GERRY, NY – New nursing home staffing requirements will take effect Friday in New York State, with the hiring shortage causing frustration at the largest eldercare provider in Chautauqua County.
Sallie Williams, Vice President of Advancement at Heritage Ministries, is amongst those calling on the Governor to extend the timeline.
“The concern is that we’re already feeling the impact of the staffing crisis for going on two years now. And to have these new ratios going into effect on April 1st would triple the gap in the openings it would create that would need to be filled. Statewide, for non-for-profit and private, it is 12,000 jobs that have to be filled on April 1st to meet the staffing minimums outlined,” explained Williams.
According to the new rules, nursing homes must meet a daily average of 3.5 hours of nursing care per resident per day with no less than 2.2 hours of care for certified nurse assistants and 1.1 hours for LPN/RN’s.
The rule was originally set to begin January 1st, before Governor Kathy Hochul delayed it due to pandemic-related staffing shortages.

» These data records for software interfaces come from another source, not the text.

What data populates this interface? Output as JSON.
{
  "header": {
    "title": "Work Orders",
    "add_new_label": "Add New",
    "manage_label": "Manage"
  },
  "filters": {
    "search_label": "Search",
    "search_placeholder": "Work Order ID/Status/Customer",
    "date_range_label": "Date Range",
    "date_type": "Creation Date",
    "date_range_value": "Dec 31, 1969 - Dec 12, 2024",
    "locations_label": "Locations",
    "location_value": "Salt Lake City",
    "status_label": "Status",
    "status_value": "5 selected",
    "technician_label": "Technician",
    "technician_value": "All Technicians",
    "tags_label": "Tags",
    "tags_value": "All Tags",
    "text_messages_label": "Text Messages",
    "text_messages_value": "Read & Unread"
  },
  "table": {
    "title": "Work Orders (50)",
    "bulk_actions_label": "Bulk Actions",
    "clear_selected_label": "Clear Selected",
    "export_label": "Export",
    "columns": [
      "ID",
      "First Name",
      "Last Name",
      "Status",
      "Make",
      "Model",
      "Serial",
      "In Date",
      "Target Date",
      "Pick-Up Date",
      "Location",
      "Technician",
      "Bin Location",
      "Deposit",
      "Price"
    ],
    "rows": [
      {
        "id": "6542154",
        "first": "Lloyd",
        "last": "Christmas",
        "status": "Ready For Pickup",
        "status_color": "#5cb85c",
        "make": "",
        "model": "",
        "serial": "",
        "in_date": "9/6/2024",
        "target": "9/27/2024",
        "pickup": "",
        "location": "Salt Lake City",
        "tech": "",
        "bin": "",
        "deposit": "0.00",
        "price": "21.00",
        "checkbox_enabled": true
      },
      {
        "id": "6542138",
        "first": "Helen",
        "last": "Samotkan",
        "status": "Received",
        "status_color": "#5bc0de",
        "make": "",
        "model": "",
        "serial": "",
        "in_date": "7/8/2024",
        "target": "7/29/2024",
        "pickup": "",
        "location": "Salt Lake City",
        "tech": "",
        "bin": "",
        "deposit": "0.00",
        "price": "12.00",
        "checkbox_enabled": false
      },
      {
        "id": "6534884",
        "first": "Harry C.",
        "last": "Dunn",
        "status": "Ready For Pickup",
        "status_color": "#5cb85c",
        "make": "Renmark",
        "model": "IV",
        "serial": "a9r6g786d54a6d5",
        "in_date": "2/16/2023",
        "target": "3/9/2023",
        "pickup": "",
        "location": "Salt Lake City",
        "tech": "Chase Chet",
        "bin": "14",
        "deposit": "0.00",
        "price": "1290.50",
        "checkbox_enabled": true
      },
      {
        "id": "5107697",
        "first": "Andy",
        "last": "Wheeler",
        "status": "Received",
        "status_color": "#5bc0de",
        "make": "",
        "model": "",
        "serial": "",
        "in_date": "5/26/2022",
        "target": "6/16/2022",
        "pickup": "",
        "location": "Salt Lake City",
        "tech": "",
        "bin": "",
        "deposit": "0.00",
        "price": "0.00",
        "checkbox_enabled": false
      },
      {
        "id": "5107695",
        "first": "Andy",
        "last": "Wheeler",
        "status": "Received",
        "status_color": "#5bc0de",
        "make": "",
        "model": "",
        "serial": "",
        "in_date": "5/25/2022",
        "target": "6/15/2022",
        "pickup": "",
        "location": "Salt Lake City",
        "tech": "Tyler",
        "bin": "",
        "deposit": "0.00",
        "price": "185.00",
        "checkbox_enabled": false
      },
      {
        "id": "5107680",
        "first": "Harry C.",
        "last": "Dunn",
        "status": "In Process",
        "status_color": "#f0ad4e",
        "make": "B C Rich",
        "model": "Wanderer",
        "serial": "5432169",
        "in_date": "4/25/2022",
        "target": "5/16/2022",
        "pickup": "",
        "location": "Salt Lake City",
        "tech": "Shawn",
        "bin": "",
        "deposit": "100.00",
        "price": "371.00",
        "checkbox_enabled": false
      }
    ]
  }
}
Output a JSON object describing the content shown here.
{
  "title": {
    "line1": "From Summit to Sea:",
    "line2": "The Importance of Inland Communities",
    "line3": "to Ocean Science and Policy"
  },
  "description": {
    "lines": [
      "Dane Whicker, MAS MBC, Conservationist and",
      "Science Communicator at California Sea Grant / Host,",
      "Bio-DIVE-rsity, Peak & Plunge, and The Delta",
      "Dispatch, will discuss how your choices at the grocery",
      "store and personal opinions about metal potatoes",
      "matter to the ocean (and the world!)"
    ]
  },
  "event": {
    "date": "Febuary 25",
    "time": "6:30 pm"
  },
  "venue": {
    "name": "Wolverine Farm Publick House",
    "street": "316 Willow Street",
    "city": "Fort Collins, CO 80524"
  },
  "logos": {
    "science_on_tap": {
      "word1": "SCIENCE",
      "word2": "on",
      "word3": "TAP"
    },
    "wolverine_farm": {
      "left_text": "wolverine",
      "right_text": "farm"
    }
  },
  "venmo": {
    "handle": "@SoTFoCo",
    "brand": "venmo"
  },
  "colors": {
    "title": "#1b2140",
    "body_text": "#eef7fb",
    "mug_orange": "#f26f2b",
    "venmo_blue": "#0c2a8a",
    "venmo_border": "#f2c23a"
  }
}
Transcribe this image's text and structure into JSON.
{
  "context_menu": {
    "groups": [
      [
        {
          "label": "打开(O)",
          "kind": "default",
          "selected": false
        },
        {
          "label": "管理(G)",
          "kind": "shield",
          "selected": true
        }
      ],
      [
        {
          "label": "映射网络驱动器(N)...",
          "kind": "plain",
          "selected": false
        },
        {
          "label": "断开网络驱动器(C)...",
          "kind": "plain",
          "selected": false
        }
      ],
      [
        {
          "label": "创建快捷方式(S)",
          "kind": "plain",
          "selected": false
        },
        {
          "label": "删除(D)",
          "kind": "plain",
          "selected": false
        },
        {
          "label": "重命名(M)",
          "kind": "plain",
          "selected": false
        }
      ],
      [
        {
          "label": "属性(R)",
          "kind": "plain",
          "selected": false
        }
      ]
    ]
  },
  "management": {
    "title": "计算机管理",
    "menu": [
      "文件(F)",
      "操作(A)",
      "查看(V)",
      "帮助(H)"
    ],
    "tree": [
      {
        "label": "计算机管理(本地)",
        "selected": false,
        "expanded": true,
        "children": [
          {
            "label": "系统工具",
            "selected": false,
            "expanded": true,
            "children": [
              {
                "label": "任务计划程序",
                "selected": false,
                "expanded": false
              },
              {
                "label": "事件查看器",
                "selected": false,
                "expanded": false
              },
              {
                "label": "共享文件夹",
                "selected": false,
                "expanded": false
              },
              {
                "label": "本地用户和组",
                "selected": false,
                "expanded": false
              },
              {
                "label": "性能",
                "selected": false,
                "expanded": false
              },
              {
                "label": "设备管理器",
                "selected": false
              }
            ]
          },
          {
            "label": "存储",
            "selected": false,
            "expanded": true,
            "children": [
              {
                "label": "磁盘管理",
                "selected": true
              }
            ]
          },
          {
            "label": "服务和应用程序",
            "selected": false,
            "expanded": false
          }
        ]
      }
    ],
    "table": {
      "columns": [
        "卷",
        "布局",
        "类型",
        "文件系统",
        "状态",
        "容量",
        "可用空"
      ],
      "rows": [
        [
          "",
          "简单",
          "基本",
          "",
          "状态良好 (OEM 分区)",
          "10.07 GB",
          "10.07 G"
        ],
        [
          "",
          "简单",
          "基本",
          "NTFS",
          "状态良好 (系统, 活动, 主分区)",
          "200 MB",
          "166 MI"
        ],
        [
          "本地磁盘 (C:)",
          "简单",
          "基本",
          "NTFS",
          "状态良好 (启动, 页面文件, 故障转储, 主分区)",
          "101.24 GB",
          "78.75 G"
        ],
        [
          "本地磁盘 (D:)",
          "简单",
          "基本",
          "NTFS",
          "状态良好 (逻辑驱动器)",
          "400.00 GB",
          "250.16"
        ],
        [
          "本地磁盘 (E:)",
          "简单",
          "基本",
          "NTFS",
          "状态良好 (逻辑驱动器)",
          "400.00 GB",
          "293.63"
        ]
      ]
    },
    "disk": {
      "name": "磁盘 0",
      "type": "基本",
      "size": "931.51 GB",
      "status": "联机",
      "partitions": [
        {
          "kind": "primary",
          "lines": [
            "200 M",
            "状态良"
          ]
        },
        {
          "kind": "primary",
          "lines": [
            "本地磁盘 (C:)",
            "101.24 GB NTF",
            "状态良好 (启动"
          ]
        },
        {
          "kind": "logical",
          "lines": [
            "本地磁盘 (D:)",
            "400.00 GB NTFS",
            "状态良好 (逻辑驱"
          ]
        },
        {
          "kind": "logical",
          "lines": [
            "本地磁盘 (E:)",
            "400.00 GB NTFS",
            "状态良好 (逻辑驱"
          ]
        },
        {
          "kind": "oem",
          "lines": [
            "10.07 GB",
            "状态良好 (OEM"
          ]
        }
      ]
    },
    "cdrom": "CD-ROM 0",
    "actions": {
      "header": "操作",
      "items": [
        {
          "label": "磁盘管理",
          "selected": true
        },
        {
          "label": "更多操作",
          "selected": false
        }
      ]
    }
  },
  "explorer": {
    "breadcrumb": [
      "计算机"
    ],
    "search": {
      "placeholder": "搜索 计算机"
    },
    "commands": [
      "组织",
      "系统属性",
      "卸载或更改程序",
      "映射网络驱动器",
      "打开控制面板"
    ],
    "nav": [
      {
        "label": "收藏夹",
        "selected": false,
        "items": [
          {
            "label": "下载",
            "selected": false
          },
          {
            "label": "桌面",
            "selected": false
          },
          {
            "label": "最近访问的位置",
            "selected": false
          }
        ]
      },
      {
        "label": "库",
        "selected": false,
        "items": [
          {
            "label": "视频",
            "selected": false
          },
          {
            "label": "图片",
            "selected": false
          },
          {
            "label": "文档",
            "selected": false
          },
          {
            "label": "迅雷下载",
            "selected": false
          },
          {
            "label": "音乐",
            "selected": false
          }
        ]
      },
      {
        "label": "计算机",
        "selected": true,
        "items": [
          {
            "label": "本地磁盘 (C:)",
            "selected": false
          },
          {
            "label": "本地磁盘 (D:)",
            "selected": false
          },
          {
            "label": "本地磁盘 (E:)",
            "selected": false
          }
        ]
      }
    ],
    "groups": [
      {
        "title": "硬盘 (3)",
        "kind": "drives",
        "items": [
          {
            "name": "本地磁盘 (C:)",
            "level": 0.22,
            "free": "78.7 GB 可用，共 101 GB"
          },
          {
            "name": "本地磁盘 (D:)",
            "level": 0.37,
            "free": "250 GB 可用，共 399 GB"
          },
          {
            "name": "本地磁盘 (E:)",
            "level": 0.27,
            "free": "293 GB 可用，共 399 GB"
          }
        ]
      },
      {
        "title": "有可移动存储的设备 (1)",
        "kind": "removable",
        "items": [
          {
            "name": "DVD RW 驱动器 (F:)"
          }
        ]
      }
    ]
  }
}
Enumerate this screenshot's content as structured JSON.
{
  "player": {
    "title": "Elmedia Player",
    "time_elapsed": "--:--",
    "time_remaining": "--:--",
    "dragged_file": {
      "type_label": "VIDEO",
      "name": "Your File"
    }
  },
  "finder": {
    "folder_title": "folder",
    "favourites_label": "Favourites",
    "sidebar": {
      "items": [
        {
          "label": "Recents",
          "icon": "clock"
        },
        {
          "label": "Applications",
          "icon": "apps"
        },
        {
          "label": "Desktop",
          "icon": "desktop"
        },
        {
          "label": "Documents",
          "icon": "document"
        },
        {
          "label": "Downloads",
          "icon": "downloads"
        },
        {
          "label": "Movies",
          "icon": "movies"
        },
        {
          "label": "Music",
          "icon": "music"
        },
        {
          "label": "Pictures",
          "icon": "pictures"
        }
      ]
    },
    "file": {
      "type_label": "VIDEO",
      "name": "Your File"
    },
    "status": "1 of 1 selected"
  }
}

Shortages were so severe that National Guard members were deployed to Heritage Ministries nursing homes in Chautauqua County.
“We are also expected to now meet a minimum percentage of how much of our revenue goes towards direct care staff,” says Williams. “So that’s very much a one two punch, especially for non-for-profits like us.”
The law requires nursing homes to spend at least 70% of their revenue on direct patient care, and 40% on resident-facing staffing. However, the state has included $64 million in the 2021-2022 budget for increased nurse staffing in nursing homes.
Heritage has already made strides to find staffing solutions, including training programs to promote current employees.
“We have instituted a number of new front-line care and all employee focused benefits to make sure that we are retaining the high level of care that we’ve always been known for… But unfortunately, what we’re facing now comes down to something more, a lack of resources. There are no people to hire in order to meet this,” says Williams.
Williams says the regulations would cause immediate impacts, such as the suspension of admission into nursing homes, as well as the closure of units to delegate staff elsewhere. Hospitals have already seen a backup of patients according to Williams, since they can not release them back to their nursing homes.
Having access to licensure programs and state investment in Medicaid could help alleviate shortage issues as Williams explained.
Senator George Borrello has expressed his concerns over the new rules, saying that Governor Hochul has only made the staffing issues worse.
“She also forced the firing of so many people that refused to get the vaccine, so that exacerbated the staffing shortage,” says Borrello. “And the unintended consequence, will be the fact that if this requirement goes into effect, you’re going to have to see nursing facilities just decommission beds. They’re going to reduce the number of beds and in some cases, you’re gonna have facilities that are just going to have to close because they cannot meet those requirements.”
The Senator continued that Cuomo’s reallocation of medicaid funds to non-emergency travel has decreased the reimbursement nursing homes receive. The requirements put our most vulnerable population at risk, explains Borrello.